**What is needed:**
Reproduce each entry exactly as written.

___ Material for this task

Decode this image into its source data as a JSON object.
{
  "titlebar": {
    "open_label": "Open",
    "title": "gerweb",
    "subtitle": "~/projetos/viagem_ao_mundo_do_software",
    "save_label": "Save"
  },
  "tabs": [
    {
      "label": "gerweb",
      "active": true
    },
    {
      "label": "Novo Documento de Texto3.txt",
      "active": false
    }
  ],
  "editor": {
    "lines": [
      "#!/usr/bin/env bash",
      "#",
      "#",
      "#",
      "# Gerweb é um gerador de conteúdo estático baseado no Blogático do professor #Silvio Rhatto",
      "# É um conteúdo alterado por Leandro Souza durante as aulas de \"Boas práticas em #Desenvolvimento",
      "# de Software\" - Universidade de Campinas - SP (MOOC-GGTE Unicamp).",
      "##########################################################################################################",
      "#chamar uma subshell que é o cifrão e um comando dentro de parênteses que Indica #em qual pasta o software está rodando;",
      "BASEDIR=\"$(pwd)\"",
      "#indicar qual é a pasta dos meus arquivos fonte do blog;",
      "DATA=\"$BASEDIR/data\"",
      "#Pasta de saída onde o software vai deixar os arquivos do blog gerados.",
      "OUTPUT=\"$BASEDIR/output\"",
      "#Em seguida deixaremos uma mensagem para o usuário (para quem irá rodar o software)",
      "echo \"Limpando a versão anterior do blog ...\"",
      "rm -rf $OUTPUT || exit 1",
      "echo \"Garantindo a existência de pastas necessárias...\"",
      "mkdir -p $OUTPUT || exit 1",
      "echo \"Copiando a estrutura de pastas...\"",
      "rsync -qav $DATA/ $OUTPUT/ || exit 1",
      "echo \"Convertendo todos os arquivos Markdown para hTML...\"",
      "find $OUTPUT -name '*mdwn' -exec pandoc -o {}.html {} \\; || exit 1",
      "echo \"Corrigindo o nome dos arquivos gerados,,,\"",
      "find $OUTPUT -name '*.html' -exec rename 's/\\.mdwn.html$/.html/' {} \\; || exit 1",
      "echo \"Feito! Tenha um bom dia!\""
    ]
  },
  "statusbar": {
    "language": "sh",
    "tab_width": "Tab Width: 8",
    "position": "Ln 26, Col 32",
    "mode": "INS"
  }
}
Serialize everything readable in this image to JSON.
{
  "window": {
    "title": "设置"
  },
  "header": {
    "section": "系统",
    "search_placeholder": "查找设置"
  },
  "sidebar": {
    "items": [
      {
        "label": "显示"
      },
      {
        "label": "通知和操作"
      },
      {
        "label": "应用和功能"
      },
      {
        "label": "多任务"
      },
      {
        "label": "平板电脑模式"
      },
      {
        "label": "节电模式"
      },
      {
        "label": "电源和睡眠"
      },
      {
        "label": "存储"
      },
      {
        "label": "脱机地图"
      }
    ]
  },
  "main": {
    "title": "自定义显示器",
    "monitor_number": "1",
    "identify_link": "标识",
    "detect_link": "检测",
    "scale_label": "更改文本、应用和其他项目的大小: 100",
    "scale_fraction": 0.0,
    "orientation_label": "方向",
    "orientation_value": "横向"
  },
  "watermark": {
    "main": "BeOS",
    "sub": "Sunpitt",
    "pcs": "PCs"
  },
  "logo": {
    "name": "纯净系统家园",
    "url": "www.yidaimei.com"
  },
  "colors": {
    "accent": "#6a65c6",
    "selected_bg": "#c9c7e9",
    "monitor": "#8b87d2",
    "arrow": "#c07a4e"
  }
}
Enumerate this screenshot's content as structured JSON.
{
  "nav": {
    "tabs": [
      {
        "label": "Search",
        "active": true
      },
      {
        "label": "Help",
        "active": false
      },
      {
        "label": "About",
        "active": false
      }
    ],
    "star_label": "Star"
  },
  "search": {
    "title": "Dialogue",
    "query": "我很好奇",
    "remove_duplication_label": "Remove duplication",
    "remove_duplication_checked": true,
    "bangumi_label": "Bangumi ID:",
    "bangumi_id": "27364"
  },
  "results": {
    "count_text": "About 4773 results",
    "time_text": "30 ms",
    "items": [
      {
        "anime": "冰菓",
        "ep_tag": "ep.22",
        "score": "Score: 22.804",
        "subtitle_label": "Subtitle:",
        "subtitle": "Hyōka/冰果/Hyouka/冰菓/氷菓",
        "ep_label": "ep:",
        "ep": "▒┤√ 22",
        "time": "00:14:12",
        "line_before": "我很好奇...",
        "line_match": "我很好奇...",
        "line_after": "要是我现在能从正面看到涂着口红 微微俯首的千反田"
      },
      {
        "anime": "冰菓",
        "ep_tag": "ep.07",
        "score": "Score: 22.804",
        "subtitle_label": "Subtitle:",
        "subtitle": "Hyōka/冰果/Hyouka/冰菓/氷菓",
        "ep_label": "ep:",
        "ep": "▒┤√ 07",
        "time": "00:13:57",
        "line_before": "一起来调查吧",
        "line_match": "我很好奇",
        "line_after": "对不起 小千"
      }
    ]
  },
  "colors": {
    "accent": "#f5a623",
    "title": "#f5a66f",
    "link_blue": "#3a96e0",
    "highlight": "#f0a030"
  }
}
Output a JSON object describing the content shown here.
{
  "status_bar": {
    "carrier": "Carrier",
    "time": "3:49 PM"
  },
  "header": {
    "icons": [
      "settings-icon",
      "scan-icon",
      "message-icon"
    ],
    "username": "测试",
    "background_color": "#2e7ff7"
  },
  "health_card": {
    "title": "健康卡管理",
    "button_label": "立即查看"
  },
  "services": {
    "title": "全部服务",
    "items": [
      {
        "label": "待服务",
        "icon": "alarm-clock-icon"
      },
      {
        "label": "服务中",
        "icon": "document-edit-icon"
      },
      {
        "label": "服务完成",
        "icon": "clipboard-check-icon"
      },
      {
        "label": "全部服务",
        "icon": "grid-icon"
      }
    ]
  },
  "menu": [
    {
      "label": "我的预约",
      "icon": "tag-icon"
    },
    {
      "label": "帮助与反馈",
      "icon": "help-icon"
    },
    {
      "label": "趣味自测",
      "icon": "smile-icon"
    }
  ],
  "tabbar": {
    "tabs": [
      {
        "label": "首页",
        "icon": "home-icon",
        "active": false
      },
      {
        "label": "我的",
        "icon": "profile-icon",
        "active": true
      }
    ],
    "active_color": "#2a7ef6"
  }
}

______

**Solution:**
Decode this image into its source data as a JSON object.
{
  "titlebar": {
    "open_label": "Open",
    "title": "gerweb",
    "subtitle": "~/projetos/viagem_ao_mundo_do_software",
    "save_label": "Save"
  },
  "tabs": [
    {
      "label": "gerweb",
      "active": true
    },
    {
      "label": "Novo Documento de Texto3.txt",
      "active": false
    }
  ],
  "editor": {
    "lines": [
      "#!/usr/bin/env bash",
      "#",
      "#",
      "#",
      "# Gerweb é um gerador de conteúdo estático baseado no Blogático do professor #Silvio Rhatto",
      "# É um conteúdo alterado por Leandro Souza durante as aulas de \"Boas práticas em #Desenvolvimento",
      "# de Software\" - Universidade de Campinas - SP (MOOC-GGTE Unicamp).",
      "##########################################################################################################",
      "#chamar uma subshell que é o cifrão e um comando dentro de parênteses que Indica #em qual pasta o software está rodando;",
      "BASEDIR=\"$(pwd)\"",
      "#indicar qual é a pasta dos meus arquivos fonte do blog;",
      "DATA=\"$BASEDIR/data\"",
      "#Pasta de saída onde o software vai deixar os arquivos do blog gerados.",
      "OUTPUT=\"$BASEDIR/output\"",
      "#Em seguida deixaremos uma mensagem para o usuário (para quem irá rodar o software)",
      "echo \"Limpando a versão anterior do blog ...\"",
      "rm -rf $OUTPUT || exit 1",
      "echo \"Garantindo a existência de pastas necessárias...\"",
      "mkdir -p $OUTPUT || exit 1",
      "echo \"Copiando a estrutura de pastas...\"",
      "rsync -qav $DATA/ $OUTPUT/ || exit 1",
      "echo \"Convertendo todos os arquivos Markdown para hTML...\"",
      "find $OUTPUT -name '*mdwn' -exec pandoc -o {}.html {} \\; || exit 1",
      "echo \"Corrigindo o nome dos arquivos gerados,,,\"",
      "find $OUTPUT -name '*.html' -exec rename 's/\\.mdwn.html$/.html/' {} \\; || exit 1",
      "echo \"Feito! Tenha um bom dia!\""
    ]
  },
  "statusbar": {
    "language": "sh",
    "tab_width": "Tab Width: 8",
    "position": "Ln 26, Col 32",
    "mode": "INS"
  }
}
Serialize everything readable in this image to JSON.
{
  "window": {
    "title": "设置"
  },
  "header": {
    "section": "系统",
    "search_placeholder": "查找设置"
  },
  "sidebar": {
    "items": [
      {
        "label": "显示"
      },
      {
        "label": "通知和操作"
      },
      {
        "label": "应用和功能"
      },
      {
        "label": "多任务"
      },
      {
        "label": "平板电脑模式"
      },
      {
        "label": "节电模式"
      },
      {
        "label": "电源和睡眠"
      },
      {
        "label": "存储"
      },
      {
        "label": "脱机地图"
      }
    ]
  },
  "main": {
    "title": "自定义显示器",
    "monitor_number": "1",
    "identify_link": "标识",
    "detect_link": "检测",
    "scale_label": "更改文本、应用和其他项目的大小: 100",
    "scale_fraction": 0.0,
    "orientation_label": "方向",
    "orientation_value": "横向"
  },
  "watermark": {
    "main": "BeOS",
    "sub": "Sunpitt",
    "pcs": "PCs"
  },
  "logo": {
    "name": "纯净系统家园",
    "url": "www.yidaimei.com"
  },
  "colors": {
    "accent": "#6a65c6",
    "selected_bg": "#c9c7e9",
    "monitor": "#8b87d2",
    "arrow": "#c07a4e"
  }
}
Enumerate this screenshot's content as structured JSON.
{
  "nav": {
    "tabs": [
      {
        "label": "Search",
        "active": true
      },
      {
        "label": "Help",
        "active": false
      },
      {
        "label": "About",
        "active": false
      }
    ],
    "star_label": "Star"
  },
  "search": {
    "title": "Dialogue",
    "query": "我很好奇",
    "remove_duplication_label": "Remove duplication",
    "remove_duplication_checked": true,
    "bangumi_label": "Bangumi ID:",
    "bangumi_id": "27364"
  },
  "results": {
    "count_text": "About 4773 results",
    "time_text": "30 ms",
    "items": [
      {
        "anime": "冰菓",
        "ep_tag": "ep.22",
        "score": "Score: 22.804",
        "subtitle_label": "Subtitle:",
        "subtitle": "Hyōka/冰果/Hyouka/冰菓/氷菓",
        "ep_label": "ep:",
        "ep": "▒┤√ 22",
        "time": "00:14:12",
        "line_before": "我很好奇...",
        "line_match": "我很好奇...",
        "line_after": "要是我现在能从正面看到涂着口红 微微俯首的千反田"
      },
      {
        "anime": "冰菓",
        "ep_tag": "ep.07",
        "score": "Score: 22.804",
        "subtitle_label": "Subtitle:",
        "subtitle": "Hyōka/冰果/Hyouka/冰菓/氷菓",
        "ep_label": "ep:",
        "ep": "▒┤√ 07",
        "time": "00:13:57",
        "line_before": "一起来调查吧",
        "line_match": "我很好奇",
        "line_after": "对不起 小千"
      }
    ]
  },
  "colors": {
    "accent": "#f5a623",
    "title": "#f5a66f",
    "link_blue": "#3a96e0",
    "highlight": "#f0a030"
  }
}
Output a JSON object describing the content shown here.
{
  "status_bar": {
    "carrier": "Carrier",
    "time": "3:49 PM"
  },
  "header": {
    "icons": [
      "settings-icon",
      "scan-icon",
      "message-icon"
    ],
    "username": "测试",
    "background_color": "#2e7ff7"
  },
  "health_card": {
    "title": "健康卡管理",
    "button_label": "立即查看"
  },
  "services": {
    "title": "全部服务",
    "items": [
      {
        "label": "待服务",
        "icon": "alarm-clock-icon"
      },
      {
        "label": "服务中",
        "icon": "document-edit-icon"
      },
      {
        "label": "服务完成",
        "icon": "clipboard-check-icon"
      },
      {
        "label": "全部服务",
        "icon": "grid-icon"
      }
    ]
  },
  "menu": [
    {
      "label": "我的预约",
      "icon": "tag-icon"
    },
    {
      "label": "帮助与反馈",
      "icon": "help-icon"
    },
    {
      "label": "趣味自测",
      "icon": "smile-icon"
    }
  ],
  "tabbar": {
    "tabs": [
      {
        "label": "首页",
        "icon": "home-icon",
        "active": false
      },
      {
        "label": "我的",
        "icon": "profile-icon",
        "active": true
      }
    ],
    "active_color": "#2a7ef6"
  }
}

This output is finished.